Records drawn from a dataset:

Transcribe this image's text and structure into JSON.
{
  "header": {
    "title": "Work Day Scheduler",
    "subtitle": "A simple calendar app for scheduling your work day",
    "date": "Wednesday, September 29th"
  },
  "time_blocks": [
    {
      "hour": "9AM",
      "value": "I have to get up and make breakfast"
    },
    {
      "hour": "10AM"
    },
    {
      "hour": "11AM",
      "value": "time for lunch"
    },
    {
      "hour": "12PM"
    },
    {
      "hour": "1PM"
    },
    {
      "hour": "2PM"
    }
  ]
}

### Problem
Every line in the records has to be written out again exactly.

### Reply to the task
Transcribe this image's text and structure into JSON.
{
  "header": {
    "title": "Work Day Scheduler",
    "subtitle": "A simple calendar app for scheduling your work day",
    "date": "Wednesday, September 29th"
  },
  "time_blocks": [
    {
      "hour": "9AM",
      "value": "I have to get up and make breakfast"
    },
    {
      "hour": "10AM"
    },
    {
      "hour": "11AM",
      "value": "time for lunch"
    },
    {
      "hour": "12PM"
    },
    {
      "hour": "1PM"
    },
    {
      "hour": "2PM"
    }
  ]
}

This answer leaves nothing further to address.